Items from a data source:
╔══
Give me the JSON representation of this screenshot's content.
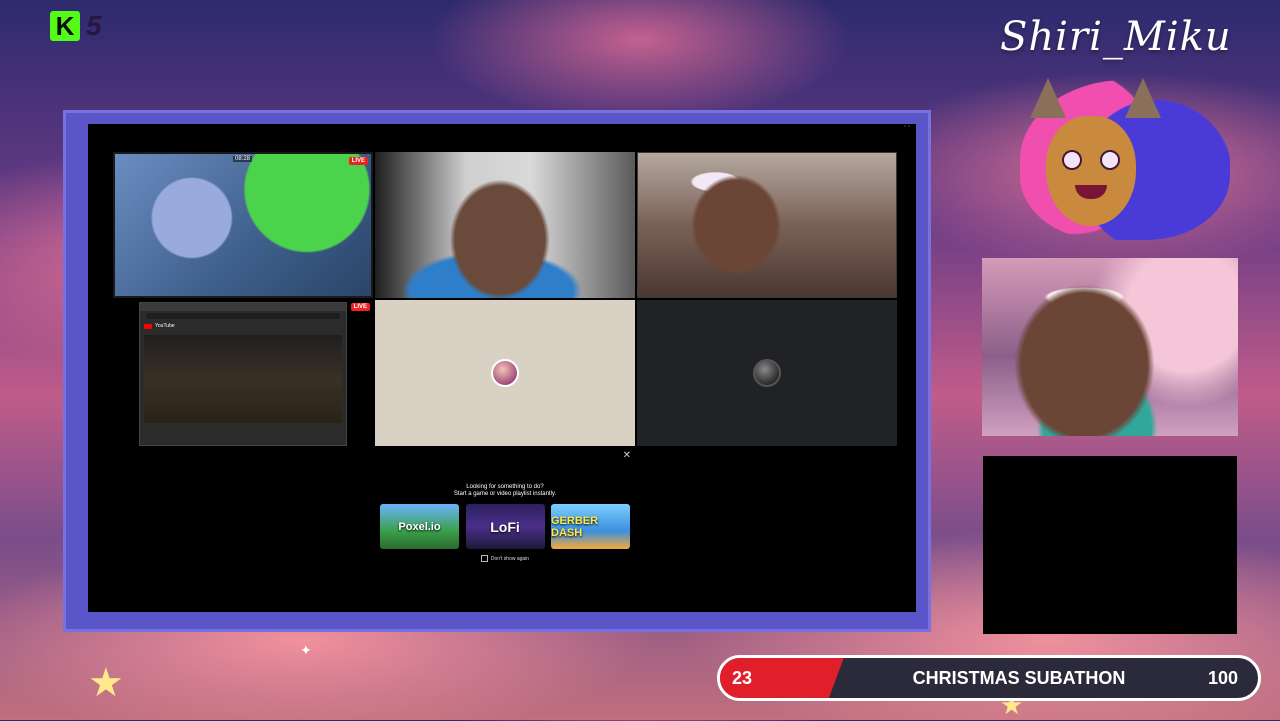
{
  "brand": {
    "logo_letter": "K",
    "logo_count": "5"
  },
  "streamer": {
    "name": "Shiri_Miku"
  },
  "call_grid": {
    "live_badge": "LIVE",
    "game_timer": "08:28",
    "browser": {
      "site": "YouTube"
    },
    "suggestions": {
      "close": "✕",
      "title_line1": "Looking for something to do?",
      "title_line2": "Start a game or video playlist instantly.",
      "cards": [
        "Poxel.io",
        "LoFi",
        "GERBER DASH"
      ],
      "dont_show": "Don't show again"
    }
  },
  "subathon": {
    "current": "23",
    "title": "CHRISTMAS SUBATHON",
    "goal": "100",
    "progress_fraction": 0.23,
    "fill_color": "#e01f2a"
  },
  "icons": [
    "star-icon",
    "close-icon",
    "checkbox-icon"
  ]
}
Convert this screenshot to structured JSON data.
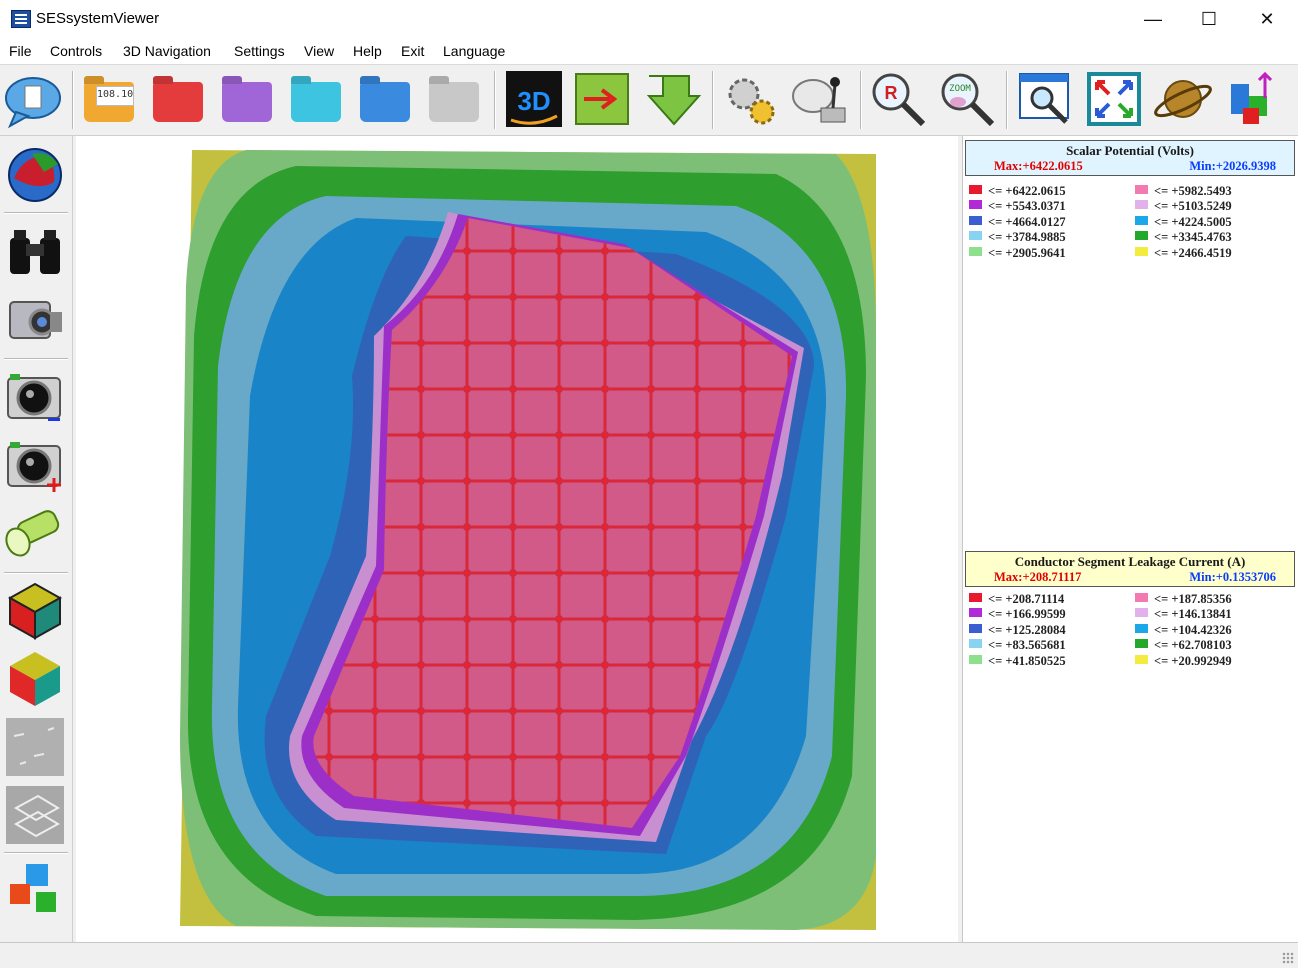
{
  "window": {
    "title": "SESsystemViewer",
    "minimize": "—",
    "maximize": "☐",
    "close": "✕"
  },
  "menu": [
    "File",
    "Controls",
    "3D Navigation",
    "Settings",
    "View",
    "Help",
    "Exit",
    "Language"
  ],
  "toolbar": {
    "folder_108_label": "108.10",
    "zoom_r_label": "R",
    "zoom_label": "ZOOM"
  },
  "legend_potential": {
    "title": "Scalar Potential (Volts)",
    "max": "Max:+6422.0615",
    "min": "Min:+2026.9398",
    "entries": [
      {
        "label": "<= +6422.0615",
        "color": "#e8192c"
      },
      {
        "label": "<= +5982.5493",
        "color": "#f27ab0"
      },
      {
        "label": "<= +5543.0371",
        "color": "#b02ad8"
      },
      {
        "label": "<= +5103.5249",
        "color": "#e2b0ea"
      },
      {
        "label": "<= +4664.0127",
        "color": "#3a5ed0"
      },
      {
        "label": "<= +4224.5005",
        "color": "#1aa8e8"
      },
      {
        "label": "<= +3784.9885",
        "color": "#86d4f2"
      },
      {
        "label": "<= +3345.4763",
        "color": "#22a82a"
      },
      {
        "label": "<= +2905.9641",
        "color": "#8ee08e"
      },
      {
        "label": "<= +2466.4519",
        "color": "#f2ec40"
      }
    ]
  },
  "legend_current": {
    "title": "Conductor Segment Leakage Current (A)",
    "max": "Max:+208.71117",
    "min": "Min:+0.1353706",
    "entries": [
      {
        "label": "<= +208.71114",
        "color": "#e8192c"
      },
      {
        "label": "<= +187.85356",
        "color": "#f27ab0"
      },
      {
        "label": "<= +166.99599",
        "color": "#b02ad8"
      },
      {
        "label": "<= +146.13841",
        "color": "#e2b0ea"
      },
      {
        "label": "<= +125.28084",
        "color": "#3a5ed0"
      },
      {
        "label": "<= +104.42326",
        "color": "#1aa8e8"
      },
      {
        "label": "<= +83.565681",
        "color": "#86d4f2"
      },
      {
        "label": "<= +62.708103",
        "color": "#22a82a"
      },
      {
        "label": "<= +41.850525",
        "color": "#8ee08e"
      },
      {
        "label": "<= +20.992949",
        "color": "#f2ec40"
      }
    ]
  },
  "plot_colors": {
    "corner": "#c3bf3f",
    "light_green": "#7dbf77",
    "green": "#2e9e2e",
    "light_blue": "#68a9c9",
    "blue": "#1a84c8",
    "dark_blue": "#2f63b8",
    "lavender": "#c890d0",
    "purple": "#9d2fc9",
    "pink": "#d25a88",
    "red": "#d8283a"
  }
}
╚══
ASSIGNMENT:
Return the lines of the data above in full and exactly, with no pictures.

REPLY TO THE TASK:
Give me the JSON representation of this screenshot's content.
{
  "brand": {
    "logo_letter": "K",
    "logo_count": "5"
  },
  "streamer": {
    "name": "Shiri_Miku"
  },
  "call_grid": {
    "live_badge": "LIVE",
    "game_timer": "08:28",
    "browser": {
      "site": "YouTube"
    },
    "suggestions": {
      "close": "✕",
      "title_line1": "Looking for something to do?",
      "title_line2": "Start a game or video playlist instantly.",
      "cards": [
        "Poxel.io",
        "LoFi",
        "GERBER DASH"
      ],
      "dont_show": "Don't show again"
    }
  },
  "subathon": {
    "current": "23",
    "title": "CHRISTMAS SUBATHON",
    "goal": "100",
    "progress_fraction": 0.23,
    "fill_color": "#e01f2a"
  },
  "icons": [
    "star-icon",
    "close-icon",
    "checkbox-icon"
  ]
}
Convert this screenshot to structured JSON data.
{
  "window": {
    "title": "SESsystemViewer",
    "minimize": "—",
    "maximize": "☐",
    "close": "✕"
  },
  "menu": [
    "File",
    "Controls",
    "3D Navigation",
    "Settings",
    "View",
    "Help",
    "Exit",
    "Language"
  ],
  "toolbar": {
    "folder_108_label": "108.10",
    "zoom_r_label": "R",
    "zoom_label": "ZOOM"
  },
  "legend_potential": {
    "title": "Scalar Potential (Volts)",
    "max": "Max:+6422.0615",
    "min": "Min:+2026.9398",
    "entries": [
      {
        "label": "<= +6422.0615",
        "color": "#e8192c"
      },
      {
        "label": "<= +5982.5493",
        "color": "#f27ab0"
      },
      {
        "label": "<= +5543.0371",
        "color": "#b02ad8"
      },
      {
        "label": "<= +5103.5249",
        "color": "#e2b0ea"
      },
      {
        "label": "<= +4664.0127",
        "color": "#3a5ed0"
      },
      {
        "label": "<= +4224.5005",
        "color": "#1aa8e8"
      },
      {
        "label": "<= +3784.9885",
        "color": "#86d4f2"
      },
      {
        "label": "<= +3345.4763",
        "color": "#22a82a"
      },
      {
        "label": "<= +2905.9641",
        "color": "#8ee08e"
      },
      {
        "label": "<= +2466.4519",
        "color": "#f2ec40"
      }
    ]
  },
  "legend_current": {
    "title": "Conductor Segment Leakage Current (A)",
    "max": "Max:+208.71117",
    "min": "Min:+0.1353706",
    "entries": [
      {
        "label": "<= +208.71114",
        "color": "#e8192c"
      },
      {
        "label": "<= +187.85356",
        "color": "#f27ab0"
      },
      {
        "label": "<= +166.99599",
        "color": "#b02ad8"
      },
      {
        "label": "<= +146.13841",
        "color": "#e2b0ea"
      },
      {
        "label": "<= +125.28084",
        "color": "#3a5ed0"
      },
      {
        "label": "<= +104.42326",
        "color": "#1aa8e8"
      },
      {
        "label": "<= +83.565681",
        "color": "#86d4f2"
      },
      {
        "label": "<= +62.708103",
        "color": "#22a82a"
      },
      {
        "label": "<= +41.850525",
        "color": "#8ee08e"
      },
      {
        "label": "<= +20.992949",
        "color": "#f2ec40"
      }
    ]
  },
  "plot_colors": {
    "corner": "#c3bf3f",
    "light_green": "#7dbf77",
    "green": "#2e9e2e",
    "light_blue": "#68a9c9",
    "blue": "#1a84c8",
    "dark_blue": "#2f63b8",
    "lavender": "#c890d0",
    "purple": "#9d2fc9",
    "pink": "#d25a88",
    "red": "#d8283a"
  }
}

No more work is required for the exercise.